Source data
= Beginning of Section =

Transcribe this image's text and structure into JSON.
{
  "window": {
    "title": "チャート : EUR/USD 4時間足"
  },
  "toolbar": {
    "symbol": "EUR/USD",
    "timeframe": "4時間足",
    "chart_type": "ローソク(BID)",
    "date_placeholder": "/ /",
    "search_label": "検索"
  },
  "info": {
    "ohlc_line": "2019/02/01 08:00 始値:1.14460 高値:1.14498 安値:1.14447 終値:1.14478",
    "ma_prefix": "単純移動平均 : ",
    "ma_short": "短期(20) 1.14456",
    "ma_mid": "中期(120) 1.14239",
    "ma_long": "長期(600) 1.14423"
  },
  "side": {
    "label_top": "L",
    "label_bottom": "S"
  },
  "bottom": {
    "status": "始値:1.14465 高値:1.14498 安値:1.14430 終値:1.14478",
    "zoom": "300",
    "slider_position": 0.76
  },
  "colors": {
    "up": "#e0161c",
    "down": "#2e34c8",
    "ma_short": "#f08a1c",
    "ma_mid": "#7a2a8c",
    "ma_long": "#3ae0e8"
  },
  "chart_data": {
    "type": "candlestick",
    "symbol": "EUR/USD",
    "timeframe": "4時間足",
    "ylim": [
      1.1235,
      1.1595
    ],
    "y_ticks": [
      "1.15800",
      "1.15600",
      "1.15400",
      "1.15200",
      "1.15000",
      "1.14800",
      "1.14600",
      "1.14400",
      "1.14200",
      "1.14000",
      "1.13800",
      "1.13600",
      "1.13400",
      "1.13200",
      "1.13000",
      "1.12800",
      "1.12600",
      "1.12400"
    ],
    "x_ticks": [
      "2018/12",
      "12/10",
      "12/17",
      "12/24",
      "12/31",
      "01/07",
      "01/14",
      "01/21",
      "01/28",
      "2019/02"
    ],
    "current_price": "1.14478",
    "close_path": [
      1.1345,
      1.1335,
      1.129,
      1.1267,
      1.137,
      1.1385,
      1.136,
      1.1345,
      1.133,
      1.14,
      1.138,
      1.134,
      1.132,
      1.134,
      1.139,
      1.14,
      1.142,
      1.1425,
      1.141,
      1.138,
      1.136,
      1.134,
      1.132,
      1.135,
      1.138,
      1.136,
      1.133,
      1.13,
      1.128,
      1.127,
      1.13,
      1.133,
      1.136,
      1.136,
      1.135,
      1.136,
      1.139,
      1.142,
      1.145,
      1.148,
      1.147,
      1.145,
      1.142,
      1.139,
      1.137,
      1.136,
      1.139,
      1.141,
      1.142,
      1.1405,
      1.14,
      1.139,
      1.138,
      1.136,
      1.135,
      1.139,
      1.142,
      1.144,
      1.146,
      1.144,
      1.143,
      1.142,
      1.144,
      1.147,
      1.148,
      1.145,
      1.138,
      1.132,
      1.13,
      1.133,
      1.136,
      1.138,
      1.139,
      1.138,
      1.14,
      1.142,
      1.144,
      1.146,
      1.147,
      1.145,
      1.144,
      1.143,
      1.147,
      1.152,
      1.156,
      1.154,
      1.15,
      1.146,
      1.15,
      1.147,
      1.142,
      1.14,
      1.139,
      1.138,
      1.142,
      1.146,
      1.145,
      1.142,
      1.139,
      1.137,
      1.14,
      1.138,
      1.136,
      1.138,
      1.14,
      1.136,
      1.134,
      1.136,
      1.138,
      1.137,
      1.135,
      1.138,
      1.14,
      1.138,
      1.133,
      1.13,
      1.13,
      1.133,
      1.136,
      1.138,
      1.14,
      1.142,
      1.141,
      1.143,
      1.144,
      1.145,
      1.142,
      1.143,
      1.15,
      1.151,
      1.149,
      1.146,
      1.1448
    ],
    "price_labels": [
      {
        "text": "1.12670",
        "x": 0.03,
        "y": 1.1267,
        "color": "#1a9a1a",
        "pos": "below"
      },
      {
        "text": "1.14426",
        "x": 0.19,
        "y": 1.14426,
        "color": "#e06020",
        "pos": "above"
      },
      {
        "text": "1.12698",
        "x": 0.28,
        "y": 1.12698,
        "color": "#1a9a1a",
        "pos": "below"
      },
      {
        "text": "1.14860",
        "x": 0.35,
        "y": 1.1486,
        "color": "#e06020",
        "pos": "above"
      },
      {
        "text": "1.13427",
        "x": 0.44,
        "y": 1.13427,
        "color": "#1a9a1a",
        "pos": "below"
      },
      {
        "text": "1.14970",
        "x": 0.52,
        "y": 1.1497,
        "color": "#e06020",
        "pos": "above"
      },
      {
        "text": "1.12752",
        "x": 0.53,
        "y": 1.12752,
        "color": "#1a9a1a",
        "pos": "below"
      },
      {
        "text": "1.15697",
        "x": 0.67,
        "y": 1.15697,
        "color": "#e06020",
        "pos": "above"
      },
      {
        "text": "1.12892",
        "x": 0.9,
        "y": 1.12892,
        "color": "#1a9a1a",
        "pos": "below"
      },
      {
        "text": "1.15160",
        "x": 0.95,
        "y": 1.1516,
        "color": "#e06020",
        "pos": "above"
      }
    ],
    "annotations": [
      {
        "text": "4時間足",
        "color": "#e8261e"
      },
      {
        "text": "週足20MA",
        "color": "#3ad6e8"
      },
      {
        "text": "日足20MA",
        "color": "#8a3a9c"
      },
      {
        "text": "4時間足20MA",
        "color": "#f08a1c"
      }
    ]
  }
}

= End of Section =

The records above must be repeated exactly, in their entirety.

**SOLUTION**.
Transcribe this image's text and structure into JSON.
{
  "window": {
    "title": "チャート : EUR/USD 4時間足"
  },
  "toolbar": {
    "symbol": "EUR/USD",
    "timeframe": "4時間足",
    "chart_type": "ローソク(BID)",
    "date_placeholder": "/ /",
    "search_label": "検索"
  },
  "info": {
    "ohlc_line": "2019/02/01 08:00 始値:1.14460 高値:1.14498 安値:1.14447 終値:1.14478",
    "ma_prefix": "単純移動平均 : ",
    "ma_short": "短期(20) 1.14456",
    "ma_mid": "中期(120) 1.14239",
    "ma_long": "長期(600) 1.14423"
  },
  "side": {
    "label_top": "L",
    "label_bottom": "S"
  },
  "bottom": {
    "status": "始値:1.14465 高値:1.14498 安値:1.14430 終値:1.14478",
    "zoom": "300",
    "slider_position": 0.76
  },
  "colors": {
    "up": "#e0161c",
    "down": "#2e34c8",
    "ma_short": "#f08a1c",
    "ma_mid": "#7a2a8c",
    "ma_long": "#3ae0e8"
  },
  "chart_data": {
    "type": "candlestick",
    "symbol": "EUR/USD",
    "timeframe": "4時間足",
    "ylim": [
      1.1235,
      1.1595
    ],
    "y_ticks": [
      "1.15800",
      "1.15600",
      "1.15400",
      "1.15200",
      "1.15000",
      "1.14800",
      "1.14600",
      "1.14400",
      "1.14200",
      "1.14000",
      "1.13800",
      "1.13600",
      "1.13400",
      "1.13200",
      "1.13000",
      "1.12800",
      "1.12600",
      "1.12400"
    ],
    "x_ticks": [
      "2018/12",
      "12/10",
      "12/17",
      "12/24",
      "12/31",
      "01/07",
      "01/14",
      "01/21",
      "01/28",
      "2019/02"
    ],
    "current_price": "1.14478",
    "close_path": [
      1.1345,
      1.1335,
      1.129,
      1.1267,
      1.137,
      1.1385,
      1.136,
      1.1345,
      1.133,
      1.14,
      1.138,
      1.134,
      1.132,
      1.134,
      1.139,
      1.14,
      1.142,
      1.1425,
      1.141,
      1.138,
      1.136,
      1.134,
      1.132,
      1.135,
      1.138,
      1.136,
      1.133,
      1.13,
      1.128,
      1.127,
      1.13,
      1.133,
      1.136,
      1.136,
      1.135,
      1.136,
      1.139,
      1.142,
      1.145,
      1.148,
      1.147,
      1.145,
      1.142,
      1.139,
      1.137,
      1.136,
      1.139,
      1.141,
      1.142,
      1.1405,
      1.14,
      1.139,
      1.138,
      1.136,
      1.135,
      1.139,
      1.142,
      1.144,
      1.146,
      1.144,
      1.143,
      1.142,
      1.144,
      1.147,
      1.148,
      1.145,
      1.138,
      1.132,
      1.13,
      1.133,
      1.136,
      1.138,
      1.139,
      1.138,
      1.14,
      1.142,
      1.144,
      1.146,
      1.147,
      1.145,
      1.144,
      1.143,
      1.147,
      1.152,
      1.156,
      1.154,
      1.15,
      1.146,
      1.15,
      1.147,
      1.142,
      1.14,
      1.139,
      1.138,
      1.142,
      1.146,
      1.145,
      1.142,
      1.139,
      1.137,
      1.14,
      1.138,
      1.136,
      1.138,
      1.14,
      1.136,
      1.134,
      1.136,
      1.138,
      1.137,
      1.135,
      1.138,
      1.14,
      1.138,
      1.133,
      1.13,
      1.13,
      1.133,
      1.136,
      1.138,
      1.14,
      1.142,
      1.141,
      1.143,
      1.144,
      1.145,
      1.142,
      1.143,
      1.15,
      1.151,
      1.149,
      1.146,
      1.1448
    ],
    "price_labels": [
      {
        "text": "1.12670",
        "x": 0.03,
        "y": 1.1267,
        "color": "#1a9a1a",
        "pos": "below"
      },
      {
        "text": "1.14426",
        "x": 0.19,
        "y": 1.14426,
        "color": "#e06020",
        "pos": "above"
      },
      {
        "text": "1.12698",
        "x": 0.28,
        "y": 1.12698,
        "color": "#1a9a1a",
        "pos": "below"
      },
      {
        "text": "1.14860",
        "x": 0.35,
        "y": 1.1486,
        "color": "#e06020",
        "pos": "above"
      },
      {
        "text": "1.13427",
        "x": 0.44,
        "y": 1.13427,
        "color": "#1a9a1a",
        "pos": "below"
      },
      {
        "text": "1.14970",
        "x": 0.52,
        "y": 1.1497,
        "color": "#e06020",
        "pos": "above"
      },
      {
        "text": "1.12752",
        "x": 0.53,
        "y": 1.12752,
        "color": "#1a9a1a",
        "pos": "below"
      },
      {
        "text": "1.15697",
        "x": 0.67,
        "y": 1.15697,
        "color": "#e06020",
        "pos": "above"
      },
      {
        "text": "1.12892",
        "x": 0.9,
        "y": 1.12892,
        "color": "#1a9a1a",
        "pos": "below"
      },
      {
        "text": "1.15160",
        "x": 0.95,
        "y": 1.1516,
        "color": "#e06020",
        "pos": "above"
      }
    ],
    "annotations": [
      {
        "text": "4時間足",
        "color": "#e8261e"
      },
      {
        "text": "週足20MA",
        "color": "#3ad6e8"
      },
      {
        "text": "日足20MA",
        "color": "#8a3a9c"
      },
      {
        "text": "4時間足20MA",
        "color": "#f08a1c"
      }
    ]
  }
}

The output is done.